In 1854 Hickory Point had two blacksmith shops, a harness shop, a hotel, a supply store, and several houses. Hickory Point was important in 1854 because of its location. There were three trails branching north of the Santa Fe Trail to Lawrence.
During the days of “Bleeding Kansas,” a property dispute arose between neighbors, Charles Dow, a Free State man, and Franklin Coleman, a pro-slavery man, which ended in the brutal daylight slaying of Dow by Coleman on November 21, 1855.
Charles W. Dow and his father Ladd were early Kansas settlers who came to Kansas in 1855 from Ohio. When he and Coleman argued over a land dispute, Dow became the first American settler killed in Kansas when Coleman shot him.

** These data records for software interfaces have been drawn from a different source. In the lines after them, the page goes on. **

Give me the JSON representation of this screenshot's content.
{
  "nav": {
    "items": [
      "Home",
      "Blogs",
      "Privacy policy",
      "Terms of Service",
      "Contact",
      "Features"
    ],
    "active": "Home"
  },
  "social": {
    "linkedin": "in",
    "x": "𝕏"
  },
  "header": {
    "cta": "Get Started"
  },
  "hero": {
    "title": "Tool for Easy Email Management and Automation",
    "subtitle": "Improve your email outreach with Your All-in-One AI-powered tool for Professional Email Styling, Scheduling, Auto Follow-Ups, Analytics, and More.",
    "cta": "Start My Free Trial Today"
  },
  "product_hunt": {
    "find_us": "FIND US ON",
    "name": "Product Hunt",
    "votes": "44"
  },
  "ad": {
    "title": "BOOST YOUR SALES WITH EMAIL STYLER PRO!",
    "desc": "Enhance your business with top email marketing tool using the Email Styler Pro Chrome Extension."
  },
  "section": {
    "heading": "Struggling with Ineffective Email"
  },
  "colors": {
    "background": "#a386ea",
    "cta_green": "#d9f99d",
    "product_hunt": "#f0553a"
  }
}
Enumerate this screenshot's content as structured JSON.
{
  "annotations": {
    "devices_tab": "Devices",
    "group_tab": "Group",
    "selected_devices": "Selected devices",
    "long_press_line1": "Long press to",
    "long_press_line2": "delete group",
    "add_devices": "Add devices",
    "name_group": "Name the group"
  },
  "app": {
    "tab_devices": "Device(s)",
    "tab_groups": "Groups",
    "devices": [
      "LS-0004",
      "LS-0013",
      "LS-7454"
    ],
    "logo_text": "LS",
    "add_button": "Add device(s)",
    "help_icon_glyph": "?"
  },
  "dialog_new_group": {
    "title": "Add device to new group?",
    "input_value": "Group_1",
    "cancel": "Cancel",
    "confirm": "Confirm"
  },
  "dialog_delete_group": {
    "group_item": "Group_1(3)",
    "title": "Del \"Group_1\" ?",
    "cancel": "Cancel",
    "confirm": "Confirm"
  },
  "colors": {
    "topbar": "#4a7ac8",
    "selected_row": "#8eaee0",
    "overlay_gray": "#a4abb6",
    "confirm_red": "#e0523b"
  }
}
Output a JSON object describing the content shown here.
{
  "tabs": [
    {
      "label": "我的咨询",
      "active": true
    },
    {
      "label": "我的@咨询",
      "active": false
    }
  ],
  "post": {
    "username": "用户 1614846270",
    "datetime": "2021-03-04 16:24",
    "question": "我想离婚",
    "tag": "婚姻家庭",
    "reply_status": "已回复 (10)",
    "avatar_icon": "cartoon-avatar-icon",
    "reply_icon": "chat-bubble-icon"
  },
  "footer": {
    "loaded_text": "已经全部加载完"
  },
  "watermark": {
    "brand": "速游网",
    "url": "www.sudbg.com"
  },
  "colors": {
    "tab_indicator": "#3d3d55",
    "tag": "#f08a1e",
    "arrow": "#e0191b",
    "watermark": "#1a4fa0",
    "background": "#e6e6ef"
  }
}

Charles Dow’s body lay on the Santa Fe Trail until his friend Jacob Branson came to claim it. Coleman then blamed Jacob Branson for the killing. Dow was initially buried on his land but was later moved to Baldwin City’s Oakwood Cemetery along with his father, who was initially buried in Stony Point Cemetery.
Maps of 1856 show Hickory Point, but the area changed its name to Stony Point at some point. In 1858, the Stony Point School, a rock one-room building, became one of the first of five schools in Douglas County, District No. 3. The school became the focal point of the community by hosting church services and community activities.
The Stony Point Evangelical Lutheran Church was established around 1860 by Joseph Eberhart. Church services were held at Stony Point School. The Stony Point Cemetery was established in 1873.
The Stony Point community was strong in its early years, with the church and school being important focal points for the community.
The Stony Point Church was built in 1883 by the Eberhart family and community members. It continued to be used until 1900. The church and cemetery still stand today at North 650 Road between East between 1600 & 1550 Roads, Baldwin City. It was placed on the National Register of Historic Places in 2006.
The one-room school was closed when the district was consolidated in 1947. It no longer stands today.